---------- Data extracts

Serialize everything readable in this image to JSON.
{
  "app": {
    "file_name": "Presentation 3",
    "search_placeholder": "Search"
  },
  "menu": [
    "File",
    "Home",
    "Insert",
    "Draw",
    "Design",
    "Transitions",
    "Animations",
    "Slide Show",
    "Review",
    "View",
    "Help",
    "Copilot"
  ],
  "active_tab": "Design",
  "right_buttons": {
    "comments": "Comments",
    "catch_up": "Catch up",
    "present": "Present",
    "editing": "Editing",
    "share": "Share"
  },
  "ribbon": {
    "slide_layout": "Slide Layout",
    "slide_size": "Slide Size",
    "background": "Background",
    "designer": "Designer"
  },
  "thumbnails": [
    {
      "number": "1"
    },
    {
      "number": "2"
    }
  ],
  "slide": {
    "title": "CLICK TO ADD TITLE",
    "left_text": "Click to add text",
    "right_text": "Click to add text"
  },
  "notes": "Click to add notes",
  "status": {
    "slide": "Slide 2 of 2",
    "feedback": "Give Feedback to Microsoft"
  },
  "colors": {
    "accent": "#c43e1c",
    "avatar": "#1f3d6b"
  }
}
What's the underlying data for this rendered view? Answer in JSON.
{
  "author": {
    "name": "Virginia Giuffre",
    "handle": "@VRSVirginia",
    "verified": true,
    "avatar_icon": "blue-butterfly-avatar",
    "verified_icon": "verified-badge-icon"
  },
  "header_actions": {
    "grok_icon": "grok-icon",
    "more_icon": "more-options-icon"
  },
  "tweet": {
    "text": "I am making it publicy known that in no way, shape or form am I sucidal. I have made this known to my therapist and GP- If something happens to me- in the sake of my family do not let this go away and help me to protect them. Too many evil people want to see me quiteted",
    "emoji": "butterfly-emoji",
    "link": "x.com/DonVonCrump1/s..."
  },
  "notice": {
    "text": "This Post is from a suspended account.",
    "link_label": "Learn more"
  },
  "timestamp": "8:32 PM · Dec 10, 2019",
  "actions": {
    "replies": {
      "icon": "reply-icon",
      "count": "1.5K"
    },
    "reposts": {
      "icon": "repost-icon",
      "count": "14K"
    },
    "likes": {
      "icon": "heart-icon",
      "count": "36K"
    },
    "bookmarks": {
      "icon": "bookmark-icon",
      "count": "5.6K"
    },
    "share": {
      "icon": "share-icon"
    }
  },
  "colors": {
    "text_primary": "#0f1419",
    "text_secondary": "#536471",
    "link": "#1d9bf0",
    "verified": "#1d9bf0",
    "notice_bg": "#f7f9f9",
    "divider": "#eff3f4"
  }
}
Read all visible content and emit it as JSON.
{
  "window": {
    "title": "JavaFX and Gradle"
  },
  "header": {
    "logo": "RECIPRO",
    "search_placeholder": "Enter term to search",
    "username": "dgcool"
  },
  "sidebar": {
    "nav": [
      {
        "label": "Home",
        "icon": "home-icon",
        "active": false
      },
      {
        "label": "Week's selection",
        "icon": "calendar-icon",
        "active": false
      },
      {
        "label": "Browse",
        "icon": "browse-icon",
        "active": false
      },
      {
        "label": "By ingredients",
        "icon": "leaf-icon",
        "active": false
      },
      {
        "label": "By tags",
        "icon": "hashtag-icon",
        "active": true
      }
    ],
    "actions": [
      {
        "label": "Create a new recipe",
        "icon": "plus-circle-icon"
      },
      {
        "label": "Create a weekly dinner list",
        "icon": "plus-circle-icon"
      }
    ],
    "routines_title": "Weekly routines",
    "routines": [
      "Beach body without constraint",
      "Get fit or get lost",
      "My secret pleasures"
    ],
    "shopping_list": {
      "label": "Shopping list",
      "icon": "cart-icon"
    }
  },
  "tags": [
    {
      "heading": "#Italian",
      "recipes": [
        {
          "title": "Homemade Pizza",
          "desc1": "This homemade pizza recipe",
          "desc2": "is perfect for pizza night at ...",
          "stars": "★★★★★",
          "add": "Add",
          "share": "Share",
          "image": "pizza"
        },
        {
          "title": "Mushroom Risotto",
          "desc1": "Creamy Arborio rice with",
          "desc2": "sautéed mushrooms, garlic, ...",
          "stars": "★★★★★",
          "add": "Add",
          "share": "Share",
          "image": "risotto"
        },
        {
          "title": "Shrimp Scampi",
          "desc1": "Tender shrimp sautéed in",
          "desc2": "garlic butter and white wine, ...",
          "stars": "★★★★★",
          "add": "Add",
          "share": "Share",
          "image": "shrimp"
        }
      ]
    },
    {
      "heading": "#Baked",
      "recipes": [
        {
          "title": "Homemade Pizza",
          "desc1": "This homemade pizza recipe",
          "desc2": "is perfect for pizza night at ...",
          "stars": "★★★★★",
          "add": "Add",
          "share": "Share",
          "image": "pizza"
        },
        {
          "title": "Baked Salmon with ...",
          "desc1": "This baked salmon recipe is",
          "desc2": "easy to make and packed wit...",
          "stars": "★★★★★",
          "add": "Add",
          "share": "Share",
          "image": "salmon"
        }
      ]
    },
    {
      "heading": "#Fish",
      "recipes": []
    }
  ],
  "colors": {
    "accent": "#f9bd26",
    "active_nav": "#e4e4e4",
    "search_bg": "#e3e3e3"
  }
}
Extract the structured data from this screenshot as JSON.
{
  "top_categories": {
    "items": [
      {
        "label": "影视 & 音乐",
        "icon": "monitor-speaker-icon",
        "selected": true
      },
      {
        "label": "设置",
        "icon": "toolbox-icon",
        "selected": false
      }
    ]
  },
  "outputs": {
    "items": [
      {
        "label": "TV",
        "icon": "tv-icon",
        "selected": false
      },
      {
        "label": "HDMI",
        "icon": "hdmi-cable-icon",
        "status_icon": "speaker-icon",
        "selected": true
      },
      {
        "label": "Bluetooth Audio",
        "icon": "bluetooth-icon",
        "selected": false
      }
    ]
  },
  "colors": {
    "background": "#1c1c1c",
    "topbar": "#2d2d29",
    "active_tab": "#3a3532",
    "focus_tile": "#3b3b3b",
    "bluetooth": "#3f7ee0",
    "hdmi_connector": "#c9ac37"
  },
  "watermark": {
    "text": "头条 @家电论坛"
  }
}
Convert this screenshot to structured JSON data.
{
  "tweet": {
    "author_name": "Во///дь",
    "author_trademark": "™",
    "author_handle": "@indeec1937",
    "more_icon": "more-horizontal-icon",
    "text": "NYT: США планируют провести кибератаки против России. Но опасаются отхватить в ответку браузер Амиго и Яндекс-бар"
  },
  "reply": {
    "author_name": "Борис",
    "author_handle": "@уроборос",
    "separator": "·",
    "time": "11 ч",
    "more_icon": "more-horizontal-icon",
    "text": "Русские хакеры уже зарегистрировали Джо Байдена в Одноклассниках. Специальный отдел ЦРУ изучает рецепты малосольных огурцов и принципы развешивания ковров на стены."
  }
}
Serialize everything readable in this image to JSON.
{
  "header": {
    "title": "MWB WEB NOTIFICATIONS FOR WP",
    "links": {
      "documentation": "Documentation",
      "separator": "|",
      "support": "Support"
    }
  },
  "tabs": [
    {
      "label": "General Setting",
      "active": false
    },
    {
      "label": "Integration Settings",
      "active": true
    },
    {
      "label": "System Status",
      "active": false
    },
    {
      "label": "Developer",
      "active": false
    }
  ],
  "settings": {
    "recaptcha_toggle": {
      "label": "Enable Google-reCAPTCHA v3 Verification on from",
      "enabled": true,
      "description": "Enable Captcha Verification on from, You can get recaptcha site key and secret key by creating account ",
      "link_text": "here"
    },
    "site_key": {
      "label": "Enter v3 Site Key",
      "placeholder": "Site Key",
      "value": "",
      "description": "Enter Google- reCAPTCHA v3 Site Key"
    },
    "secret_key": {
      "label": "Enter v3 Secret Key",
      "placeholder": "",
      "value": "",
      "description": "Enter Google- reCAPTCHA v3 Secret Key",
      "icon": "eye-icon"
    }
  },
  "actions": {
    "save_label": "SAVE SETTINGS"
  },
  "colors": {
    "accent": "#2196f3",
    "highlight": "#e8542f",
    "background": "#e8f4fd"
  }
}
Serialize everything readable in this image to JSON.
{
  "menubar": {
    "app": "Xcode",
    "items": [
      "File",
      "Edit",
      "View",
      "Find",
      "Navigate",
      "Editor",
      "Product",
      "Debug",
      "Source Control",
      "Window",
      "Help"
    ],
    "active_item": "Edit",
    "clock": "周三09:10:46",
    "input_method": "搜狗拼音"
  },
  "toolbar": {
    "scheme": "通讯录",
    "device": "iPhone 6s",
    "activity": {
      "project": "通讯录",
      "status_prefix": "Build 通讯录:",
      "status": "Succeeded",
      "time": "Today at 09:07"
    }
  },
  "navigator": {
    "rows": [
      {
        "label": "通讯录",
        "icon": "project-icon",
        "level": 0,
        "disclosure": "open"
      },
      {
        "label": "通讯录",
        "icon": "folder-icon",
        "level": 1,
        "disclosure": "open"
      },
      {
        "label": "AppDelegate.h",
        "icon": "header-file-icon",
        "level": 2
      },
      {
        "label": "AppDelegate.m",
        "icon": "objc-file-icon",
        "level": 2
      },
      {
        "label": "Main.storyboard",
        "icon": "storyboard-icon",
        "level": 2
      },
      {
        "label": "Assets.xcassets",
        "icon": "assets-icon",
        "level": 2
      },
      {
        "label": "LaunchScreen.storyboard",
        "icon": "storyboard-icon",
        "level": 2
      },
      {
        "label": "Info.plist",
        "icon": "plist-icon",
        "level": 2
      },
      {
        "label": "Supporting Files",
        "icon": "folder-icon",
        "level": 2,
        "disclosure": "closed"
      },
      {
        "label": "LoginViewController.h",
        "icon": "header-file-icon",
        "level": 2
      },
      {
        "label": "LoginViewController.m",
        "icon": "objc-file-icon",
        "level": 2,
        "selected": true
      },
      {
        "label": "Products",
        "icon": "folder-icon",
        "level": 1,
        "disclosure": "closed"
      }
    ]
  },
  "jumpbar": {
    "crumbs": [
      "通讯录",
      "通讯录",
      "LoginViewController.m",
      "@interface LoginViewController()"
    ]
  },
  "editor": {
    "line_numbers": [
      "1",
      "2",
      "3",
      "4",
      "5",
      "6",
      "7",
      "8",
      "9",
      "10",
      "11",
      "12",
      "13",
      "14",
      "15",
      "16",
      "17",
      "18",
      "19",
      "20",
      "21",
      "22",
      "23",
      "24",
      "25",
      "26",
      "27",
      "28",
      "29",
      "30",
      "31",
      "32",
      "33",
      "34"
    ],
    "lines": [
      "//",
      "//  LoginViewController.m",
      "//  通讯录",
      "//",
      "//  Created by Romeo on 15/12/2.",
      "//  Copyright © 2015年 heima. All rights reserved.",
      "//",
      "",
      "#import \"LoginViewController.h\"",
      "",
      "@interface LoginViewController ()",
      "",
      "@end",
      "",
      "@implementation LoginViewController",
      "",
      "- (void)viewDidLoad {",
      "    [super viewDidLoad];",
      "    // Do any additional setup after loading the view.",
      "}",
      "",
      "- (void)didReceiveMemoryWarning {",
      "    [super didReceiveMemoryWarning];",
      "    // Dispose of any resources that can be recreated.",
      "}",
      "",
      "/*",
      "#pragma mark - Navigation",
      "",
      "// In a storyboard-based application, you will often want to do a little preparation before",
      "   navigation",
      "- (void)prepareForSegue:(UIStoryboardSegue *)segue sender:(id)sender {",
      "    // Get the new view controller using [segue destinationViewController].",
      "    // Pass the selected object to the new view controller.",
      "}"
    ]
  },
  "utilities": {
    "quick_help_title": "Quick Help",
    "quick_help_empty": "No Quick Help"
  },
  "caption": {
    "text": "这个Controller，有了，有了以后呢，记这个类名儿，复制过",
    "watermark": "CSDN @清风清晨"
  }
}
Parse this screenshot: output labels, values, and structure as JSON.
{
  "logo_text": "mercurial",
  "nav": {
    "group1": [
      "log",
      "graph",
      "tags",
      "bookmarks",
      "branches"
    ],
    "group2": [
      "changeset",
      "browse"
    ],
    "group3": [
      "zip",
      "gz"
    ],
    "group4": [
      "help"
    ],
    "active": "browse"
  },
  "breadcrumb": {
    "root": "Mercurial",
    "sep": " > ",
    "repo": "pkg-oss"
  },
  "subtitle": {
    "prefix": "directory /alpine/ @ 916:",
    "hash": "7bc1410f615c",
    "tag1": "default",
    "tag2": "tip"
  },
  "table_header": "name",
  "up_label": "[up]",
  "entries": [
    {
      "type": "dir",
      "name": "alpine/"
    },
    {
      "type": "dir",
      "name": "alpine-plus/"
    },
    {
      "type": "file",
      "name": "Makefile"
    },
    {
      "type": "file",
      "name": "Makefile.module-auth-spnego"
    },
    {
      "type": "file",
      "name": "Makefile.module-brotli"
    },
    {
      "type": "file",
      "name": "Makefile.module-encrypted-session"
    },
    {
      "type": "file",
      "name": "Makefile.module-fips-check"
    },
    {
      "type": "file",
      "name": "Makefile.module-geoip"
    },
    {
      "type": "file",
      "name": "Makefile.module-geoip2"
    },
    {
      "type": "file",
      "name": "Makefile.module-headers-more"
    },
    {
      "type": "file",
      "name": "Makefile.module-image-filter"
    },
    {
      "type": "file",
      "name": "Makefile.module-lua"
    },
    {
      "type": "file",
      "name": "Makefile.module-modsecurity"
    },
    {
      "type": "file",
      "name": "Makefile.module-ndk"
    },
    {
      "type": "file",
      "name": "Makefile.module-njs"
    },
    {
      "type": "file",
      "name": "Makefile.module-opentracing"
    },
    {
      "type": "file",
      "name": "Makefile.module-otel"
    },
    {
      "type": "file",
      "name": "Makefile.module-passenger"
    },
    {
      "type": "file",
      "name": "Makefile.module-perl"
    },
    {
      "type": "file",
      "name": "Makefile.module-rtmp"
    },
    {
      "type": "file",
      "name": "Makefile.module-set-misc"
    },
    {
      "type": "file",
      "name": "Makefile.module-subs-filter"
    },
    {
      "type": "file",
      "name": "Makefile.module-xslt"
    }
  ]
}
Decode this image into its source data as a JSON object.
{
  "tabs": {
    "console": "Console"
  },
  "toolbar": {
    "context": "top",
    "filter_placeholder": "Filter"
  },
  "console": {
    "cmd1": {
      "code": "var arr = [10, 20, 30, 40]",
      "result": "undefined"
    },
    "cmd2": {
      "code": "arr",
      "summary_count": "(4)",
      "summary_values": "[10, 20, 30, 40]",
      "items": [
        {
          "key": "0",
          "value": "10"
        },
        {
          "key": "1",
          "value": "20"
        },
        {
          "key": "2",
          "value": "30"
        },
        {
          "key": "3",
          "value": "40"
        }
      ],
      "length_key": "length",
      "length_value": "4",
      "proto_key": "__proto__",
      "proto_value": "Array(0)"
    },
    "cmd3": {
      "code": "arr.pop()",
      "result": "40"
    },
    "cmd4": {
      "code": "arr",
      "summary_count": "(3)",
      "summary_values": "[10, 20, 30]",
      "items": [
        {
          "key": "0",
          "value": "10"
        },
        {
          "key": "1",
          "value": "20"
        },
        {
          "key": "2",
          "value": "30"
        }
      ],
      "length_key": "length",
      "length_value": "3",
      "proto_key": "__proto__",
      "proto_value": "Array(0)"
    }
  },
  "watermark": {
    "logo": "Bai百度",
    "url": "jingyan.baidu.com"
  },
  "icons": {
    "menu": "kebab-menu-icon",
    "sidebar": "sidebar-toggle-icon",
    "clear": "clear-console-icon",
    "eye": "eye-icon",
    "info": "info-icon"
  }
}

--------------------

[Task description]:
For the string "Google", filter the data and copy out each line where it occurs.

[Response to this task]:
      "label": "Enable Google-reCAPTCHA v3 Verification on from",
      "description": "Enter Google- reCAPTCHA v3 Site Key"
      "description": "Enter Google- reCAPTCHA v3 Secret Key",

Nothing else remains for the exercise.